__DATA FOR THIS EXERCISE__
------------------------------------------------------------------------

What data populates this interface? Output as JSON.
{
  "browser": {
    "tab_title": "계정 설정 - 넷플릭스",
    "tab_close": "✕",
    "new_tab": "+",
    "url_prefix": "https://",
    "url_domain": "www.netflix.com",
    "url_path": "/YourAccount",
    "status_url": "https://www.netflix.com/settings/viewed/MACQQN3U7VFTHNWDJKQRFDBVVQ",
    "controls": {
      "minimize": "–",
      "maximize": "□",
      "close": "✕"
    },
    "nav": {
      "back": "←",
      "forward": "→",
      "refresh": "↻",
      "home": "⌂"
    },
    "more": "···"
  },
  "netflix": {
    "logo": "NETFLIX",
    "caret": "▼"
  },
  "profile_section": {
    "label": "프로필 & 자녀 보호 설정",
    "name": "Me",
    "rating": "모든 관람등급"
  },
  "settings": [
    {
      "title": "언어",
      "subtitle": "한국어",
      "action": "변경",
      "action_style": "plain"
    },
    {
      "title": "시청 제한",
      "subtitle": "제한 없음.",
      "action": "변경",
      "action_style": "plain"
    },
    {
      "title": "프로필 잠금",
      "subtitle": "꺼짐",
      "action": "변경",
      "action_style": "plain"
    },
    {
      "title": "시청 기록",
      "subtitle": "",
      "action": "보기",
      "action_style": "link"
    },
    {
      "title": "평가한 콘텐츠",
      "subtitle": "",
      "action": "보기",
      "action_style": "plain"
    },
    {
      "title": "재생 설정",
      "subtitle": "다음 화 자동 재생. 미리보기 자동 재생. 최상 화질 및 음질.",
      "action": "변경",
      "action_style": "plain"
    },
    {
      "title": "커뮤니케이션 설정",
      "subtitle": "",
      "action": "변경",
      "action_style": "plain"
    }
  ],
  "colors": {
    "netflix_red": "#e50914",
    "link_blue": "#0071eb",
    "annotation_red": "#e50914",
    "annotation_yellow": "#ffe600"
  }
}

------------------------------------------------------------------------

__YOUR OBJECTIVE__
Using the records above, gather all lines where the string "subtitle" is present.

__EXERCISE ANSWER__
      "subtitle": "한국어",
      "subtitle": "제한 없음.",
      "subtitle": "꺼짐",
      "subtitle": "",
      "subtitle": "",
      "subtitle": "다음 화 자동 재생. 미리보기 자동 재생. 최상 화질 및 음질.",
      "subtitle": "",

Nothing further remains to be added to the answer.